It’s possible to argue that the slogan “the personal is political” comes from a particular bourgeois version of personhood. However, if one starts from the moment of enslavement, then there is no personal and, indeed, no person, for the thingification of slavery takes away “the personal.” Things are not persons. But it is through the histories of slavery that the personal becomes political, as the quest for personhood requires disclosure, nakedness, revelation, confession. Slave narratives tell one horror after another: a beating, a rape, a mutilation, a catalogue of family separations, of things being disaggregated, of units collapsing and being re-joined. Of black male slaves used as studs to impregnate black women slaves.
How can language not collapse when things are gendered and compelled to reproduce themselves? (Thinking on “things” in philosophy, aesthetics, and political science fails to reckon with fungibility; the “unimaginable” “thingness” of those once human.)
The archives I know best tell me that certain bodies are minoritized through being “disclosed,” through being forced to “disclose” themselves. Show me your suffering, the injunction goes. Mark it on your body. Show it in your life. Those who live in Kenyan slums are routinely scrutinized: their sex habits, excretory habits, sanitation habits routinely broadcast on local, national, and international news outlets. Their homes invaded, photographed, described. Their sex lives narrated and re-narrated in whispers and shouts, in official reports and scandalous news stories. Privacy has unequal meanings.
In our disclosing now, it seems difficult to distinguish between the intrusive gaze that minoritizes and the intrusive gaze that demands reciprocity (and promises intimacy: “let’s share secrets”). Practically, of course, it’s not that difficult: one gaze emanates from the state and its agents while the other might be state-related, but is framed as the normative structuring of sociality. At a moment when the normative structuring of sociality blends so readily with the state’s gaze—the Kenyan government can monitor private phone communications without a warrant, it seems, and the newly passed CISPA in the U.S. takes away many privacy protections—it’s difficult to know what privacy is, who has it, who can demand it, who can be protected by it, who can never access it.
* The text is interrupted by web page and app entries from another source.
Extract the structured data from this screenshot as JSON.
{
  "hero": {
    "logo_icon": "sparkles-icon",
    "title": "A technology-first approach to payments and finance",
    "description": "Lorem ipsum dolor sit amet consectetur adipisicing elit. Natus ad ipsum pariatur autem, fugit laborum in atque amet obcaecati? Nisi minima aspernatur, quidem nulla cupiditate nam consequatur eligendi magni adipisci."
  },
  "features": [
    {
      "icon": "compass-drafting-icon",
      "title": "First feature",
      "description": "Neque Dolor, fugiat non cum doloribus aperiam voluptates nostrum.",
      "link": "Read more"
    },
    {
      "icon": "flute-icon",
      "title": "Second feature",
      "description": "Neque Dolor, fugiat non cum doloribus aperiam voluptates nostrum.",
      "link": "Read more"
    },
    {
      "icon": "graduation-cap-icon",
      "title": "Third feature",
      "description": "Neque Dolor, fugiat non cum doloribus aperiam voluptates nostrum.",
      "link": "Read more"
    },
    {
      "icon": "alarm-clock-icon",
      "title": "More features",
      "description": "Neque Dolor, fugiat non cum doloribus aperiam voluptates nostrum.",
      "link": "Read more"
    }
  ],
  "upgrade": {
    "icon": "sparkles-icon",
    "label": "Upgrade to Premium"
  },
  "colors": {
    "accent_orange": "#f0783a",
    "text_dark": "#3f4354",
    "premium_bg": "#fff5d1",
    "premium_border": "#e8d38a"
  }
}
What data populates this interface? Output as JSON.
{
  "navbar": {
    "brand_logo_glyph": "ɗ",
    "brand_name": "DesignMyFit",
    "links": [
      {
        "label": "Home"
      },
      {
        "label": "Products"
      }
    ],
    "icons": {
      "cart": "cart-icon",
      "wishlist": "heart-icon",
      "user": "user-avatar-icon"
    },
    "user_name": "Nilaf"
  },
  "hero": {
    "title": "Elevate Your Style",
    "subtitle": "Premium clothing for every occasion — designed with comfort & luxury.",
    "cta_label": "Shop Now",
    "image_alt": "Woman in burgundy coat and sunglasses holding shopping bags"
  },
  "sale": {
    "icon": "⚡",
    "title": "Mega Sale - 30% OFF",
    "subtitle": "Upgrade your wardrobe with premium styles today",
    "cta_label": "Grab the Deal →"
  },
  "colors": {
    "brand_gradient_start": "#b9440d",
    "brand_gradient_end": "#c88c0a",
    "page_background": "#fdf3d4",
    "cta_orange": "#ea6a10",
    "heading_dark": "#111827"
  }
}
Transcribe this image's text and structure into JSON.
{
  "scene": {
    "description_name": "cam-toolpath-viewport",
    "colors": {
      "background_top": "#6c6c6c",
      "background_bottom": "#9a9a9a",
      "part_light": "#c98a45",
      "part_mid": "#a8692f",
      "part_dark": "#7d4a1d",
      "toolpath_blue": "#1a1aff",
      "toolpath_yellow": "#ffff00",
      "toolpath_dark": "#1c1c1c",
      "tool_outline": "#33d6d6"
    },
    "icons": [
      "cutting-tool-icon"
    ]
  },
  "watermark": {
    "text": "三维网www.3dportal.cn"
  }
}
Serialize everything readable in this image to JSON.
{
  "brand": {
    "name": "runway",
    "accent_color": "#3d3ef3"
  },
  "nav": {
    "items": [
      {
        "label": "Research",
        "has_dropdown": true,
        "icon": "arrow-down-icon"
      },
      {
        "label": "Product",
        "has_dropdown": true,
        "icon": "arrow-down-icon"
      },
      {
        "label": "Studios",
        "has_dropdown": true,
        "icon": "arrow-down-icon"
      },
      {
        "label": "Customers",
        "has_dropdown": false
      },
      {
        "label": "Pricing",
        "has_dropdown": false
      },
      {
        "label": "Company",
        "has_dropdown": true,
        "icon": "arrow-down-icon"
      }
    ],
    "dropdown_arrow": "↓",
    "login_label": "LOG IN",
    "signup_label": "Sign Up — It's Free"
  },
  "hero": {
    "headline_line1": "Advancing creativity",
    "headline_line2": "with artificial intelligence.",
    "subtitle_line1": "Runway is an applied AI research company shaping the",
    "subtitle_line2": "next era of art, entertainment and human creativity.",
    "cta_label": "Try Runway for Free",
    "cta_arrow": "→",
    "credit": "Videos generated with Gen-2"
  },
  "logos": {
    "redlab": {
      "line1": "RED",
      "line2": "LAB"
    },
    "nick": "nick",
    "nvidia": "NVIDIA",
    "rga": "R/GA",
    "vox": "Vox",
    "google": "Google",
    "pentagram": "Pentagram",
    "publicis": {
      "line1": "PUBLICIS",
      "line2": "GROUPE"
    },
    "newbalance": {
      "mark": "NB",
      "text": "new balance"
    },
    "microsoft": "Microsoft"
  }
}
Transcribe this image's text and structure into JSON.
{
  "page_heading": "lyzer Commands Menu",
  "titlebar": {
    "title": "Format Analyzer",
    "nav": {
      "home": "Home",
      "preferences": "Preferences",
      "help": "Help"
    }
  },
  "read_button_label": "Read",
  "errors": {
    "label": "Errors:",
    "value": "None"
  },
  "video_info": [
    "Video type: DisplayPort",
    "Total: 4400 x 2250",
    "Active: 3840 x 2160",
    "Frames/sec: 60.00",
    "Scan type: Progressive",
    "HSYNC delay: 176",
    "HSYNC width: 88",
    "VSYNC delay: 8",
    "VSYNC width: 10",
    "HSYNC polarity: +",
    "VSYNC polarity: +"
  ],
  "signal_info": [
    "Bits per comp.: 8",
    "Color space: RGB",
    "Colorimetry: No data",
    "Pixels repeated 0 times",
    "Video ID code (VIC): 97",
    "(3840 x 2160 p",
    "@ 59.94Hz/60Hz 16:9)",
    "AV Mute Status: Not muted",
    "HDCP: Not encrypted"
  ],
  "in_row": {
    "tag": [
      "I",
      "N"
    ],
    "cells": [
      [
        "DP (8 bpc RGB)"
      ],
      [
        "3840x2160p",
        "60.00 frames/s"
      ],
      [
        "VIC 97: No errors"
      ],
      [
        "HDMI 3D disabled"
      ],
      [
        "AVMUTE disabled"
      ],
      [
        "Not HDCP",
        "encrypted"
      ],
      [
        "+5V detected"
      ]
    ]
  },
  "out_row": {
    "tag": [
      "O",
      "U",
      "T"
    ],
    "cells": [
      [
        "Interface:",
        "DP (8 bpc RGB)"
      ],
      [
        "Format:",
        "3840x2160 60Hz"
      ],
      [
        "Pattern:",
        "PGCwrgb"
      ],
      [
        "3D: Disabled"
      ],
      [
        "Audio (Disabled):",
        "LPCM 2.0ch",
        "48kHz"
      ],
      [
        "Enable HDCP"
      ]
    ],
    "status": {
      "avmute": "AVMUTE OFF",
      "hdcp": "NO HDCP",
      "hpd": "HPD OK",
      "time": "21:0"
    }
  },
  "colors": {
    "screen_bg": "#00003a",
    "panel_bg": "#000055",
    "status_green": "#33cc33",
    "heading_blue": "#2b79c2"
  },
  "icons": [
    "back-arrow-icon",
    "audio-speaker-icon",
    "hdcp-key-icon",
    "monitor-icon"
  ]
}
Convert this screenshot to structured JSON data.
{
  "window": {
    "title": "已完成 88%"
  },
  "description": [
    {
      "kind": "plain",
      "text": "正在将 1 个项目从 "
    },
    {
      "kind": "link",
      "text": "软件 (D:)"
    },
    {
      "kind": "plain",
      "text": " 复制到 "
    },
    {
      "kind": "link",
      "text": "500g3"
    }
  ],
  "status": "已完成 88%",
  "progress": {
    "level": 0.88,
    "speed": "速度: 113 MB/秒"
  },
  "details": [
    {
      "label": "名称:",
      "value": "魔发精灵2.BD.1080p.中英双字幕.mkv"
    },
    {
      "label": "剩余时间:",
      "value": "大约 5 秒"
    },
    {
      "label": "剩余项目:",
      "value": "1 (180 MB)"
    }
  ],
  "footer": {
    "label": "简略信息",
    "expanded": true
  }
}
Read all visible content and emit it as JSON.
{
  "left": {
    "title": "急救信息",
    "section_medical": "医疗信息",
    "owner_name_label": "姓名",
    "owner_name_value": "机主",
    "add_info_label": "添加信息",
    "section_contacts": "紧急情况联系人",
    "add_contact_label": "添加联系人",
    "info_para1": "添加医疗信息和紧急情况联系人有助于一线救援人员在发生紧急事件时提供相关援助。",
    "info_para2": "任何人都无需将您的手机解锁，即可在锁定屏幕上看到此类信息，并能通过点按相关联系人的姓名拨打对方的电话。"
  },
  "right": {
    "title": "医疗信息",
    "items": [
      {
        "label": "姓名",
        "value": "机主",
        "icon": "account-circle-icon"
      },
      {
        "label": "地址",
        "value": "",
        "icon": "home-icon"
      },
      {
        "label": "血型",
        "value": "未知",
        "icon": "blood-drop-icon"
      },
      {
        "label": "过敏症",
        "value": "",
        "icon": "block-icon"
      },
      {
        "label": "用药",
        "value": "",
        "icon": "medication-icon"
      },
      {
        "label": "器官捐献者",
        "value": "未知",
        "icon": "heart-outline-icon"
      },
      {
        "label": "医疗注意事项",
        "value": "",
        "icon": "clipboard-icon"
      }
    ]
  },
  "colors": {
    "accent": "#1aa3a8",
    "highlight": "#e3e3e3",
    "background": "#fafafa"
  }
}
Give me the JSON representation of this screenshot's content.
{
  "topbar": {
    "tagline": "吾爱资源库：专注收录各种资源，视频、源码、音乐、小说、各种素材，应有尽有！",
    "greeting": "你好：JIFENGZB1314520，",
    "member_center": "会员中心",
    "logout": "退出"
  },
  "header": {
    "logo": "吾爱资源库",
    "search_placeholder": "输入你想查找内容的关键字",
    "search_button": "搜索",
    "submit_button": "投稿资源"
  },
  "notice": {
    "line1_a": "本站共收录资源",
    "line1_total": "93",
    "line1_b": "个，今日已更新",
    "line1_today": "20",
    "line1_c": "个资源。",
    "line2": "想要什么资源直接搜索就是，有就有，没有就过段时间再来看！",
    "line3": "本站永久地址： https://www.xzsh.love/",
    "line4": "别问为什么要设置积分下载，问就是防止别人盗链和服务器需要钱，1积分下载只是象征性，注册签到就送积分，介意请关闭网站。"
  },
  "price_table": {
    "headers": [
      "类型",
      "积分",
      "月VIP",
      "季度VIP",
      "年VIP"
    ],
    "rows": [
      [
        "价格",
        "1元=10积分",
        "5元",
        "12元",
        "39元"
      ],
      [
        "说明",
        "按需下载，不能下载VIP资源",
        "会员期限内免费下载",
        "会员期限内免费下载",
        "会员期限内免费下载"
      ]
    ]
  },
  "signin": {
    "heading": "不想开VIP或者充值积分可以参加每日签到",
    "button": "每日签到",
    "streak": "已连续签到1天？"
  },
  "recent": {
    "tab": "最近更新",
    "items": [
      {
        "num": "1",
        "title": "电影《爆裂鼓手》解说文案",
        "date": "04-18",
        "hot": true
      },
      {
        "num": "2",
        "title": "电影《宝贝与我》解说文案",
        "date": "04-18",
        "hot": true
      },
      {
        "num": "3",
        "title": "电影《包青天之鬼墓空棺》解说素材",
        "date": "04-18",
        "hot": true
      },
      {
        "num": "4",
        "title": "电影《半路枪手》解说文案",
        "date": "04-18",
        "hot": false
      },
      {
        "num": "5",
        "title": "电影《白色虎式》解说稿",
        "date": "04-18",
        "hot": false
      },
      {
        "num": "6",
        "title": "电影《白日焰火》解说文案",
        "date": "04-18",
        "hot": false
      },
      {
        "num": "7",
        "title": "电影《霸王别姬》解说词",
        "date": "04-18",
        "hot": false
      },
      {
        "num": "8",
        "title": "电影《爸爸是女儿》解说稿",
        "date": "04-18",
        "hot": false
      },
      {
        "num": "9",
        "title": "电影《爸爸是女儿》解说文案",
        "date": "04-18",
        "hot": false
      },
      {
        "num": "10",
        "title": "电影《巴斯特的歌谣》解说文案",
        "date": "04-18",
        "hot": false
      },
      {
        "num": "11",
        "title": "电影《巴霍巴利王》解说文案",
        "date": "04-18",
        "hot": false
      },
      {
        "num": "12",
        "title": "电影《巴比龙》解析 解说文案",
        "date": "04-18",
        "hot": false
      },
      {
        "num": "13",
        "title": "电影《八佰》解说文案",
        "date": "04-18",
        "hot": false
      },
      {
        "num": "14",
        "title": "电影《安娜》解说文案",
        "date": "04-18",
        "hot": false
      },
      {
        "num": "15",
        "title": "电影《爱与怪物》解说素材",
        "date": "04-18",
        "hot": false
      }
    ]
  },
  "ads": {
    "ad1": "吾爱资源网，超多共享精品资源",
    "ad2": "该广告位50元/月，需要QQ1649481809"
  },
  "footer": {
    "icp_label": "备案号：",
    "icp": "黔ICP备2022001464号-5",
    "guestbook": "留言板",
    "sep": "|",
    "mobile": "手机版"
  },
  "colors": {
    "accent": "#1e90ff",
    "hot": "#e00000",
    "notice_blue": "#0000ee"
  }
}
To be minoritized is always to have less or no access to privacy. My resistance to disclosure, my stubborn refusal to answer the most banal of questions as a condition of sociality stems from how I know the histories of disclosure. I disclose as a matter of strategy.
A certain bad reading of Foucault coupled with anti-feminist sentiment has dismissed “the personal is political” as a bad bourgeois strategy. It has claimed that “confession” and “disclosure” cannot be strategic. Nor can disclosure be considered “good” art or poetry. Rather, it is “lazy.” Lazy, I think, because all is “already known.” And nothing “new” can be discovered through such disclosures.
How did we come to know “all” about the minoritized? And might it not be useful to distinguish among sources? Might it not be useful to hear what the minoritized say about themselves? Might it not be useful to think of disclosure as a strategy? And, more: as a strategic risk.
For to disclose is always a risk. Especially when those already assumed to be fully known—or fully knowable—risk disclosure. One risks being dismissed as repetitive, boring, derivative, pandering, lazy. As though one’s risk has no particularity.
What does it mean to risk disclosure? And who gets to risk disclosure? And how is such disclosure a risk?
I might be talking about “coming out.” About what it means to “be” out, and what it means to keep coming out. About the worlds created by such disclosures and the worlds made impossible. About coming out as a strategy and a choice. About the desire to have a private life. About the desire to manage scrutiny, and to enable other lives.
Histories of blackness (and anti-blackness) and feminism (and anti-feminism) teach me to be wary of disclosure. Yet I could not be were it not for those who have risked disclosure. Those who understood—and sometimes didn’t understand—the risks they were taking to enable futures distinct from the pasts they had endured. Futures for strangers.
Perhaps I want to offer a simple claim: privacy and disclosure are unequal playing fields. Some risk more than others when they choose disclosure.
Here’s a simpler, more cryptic claim: A friend was interviewed. The published interview is heartbreaking in what it does not say. It’s even more heartbreaking in what it says.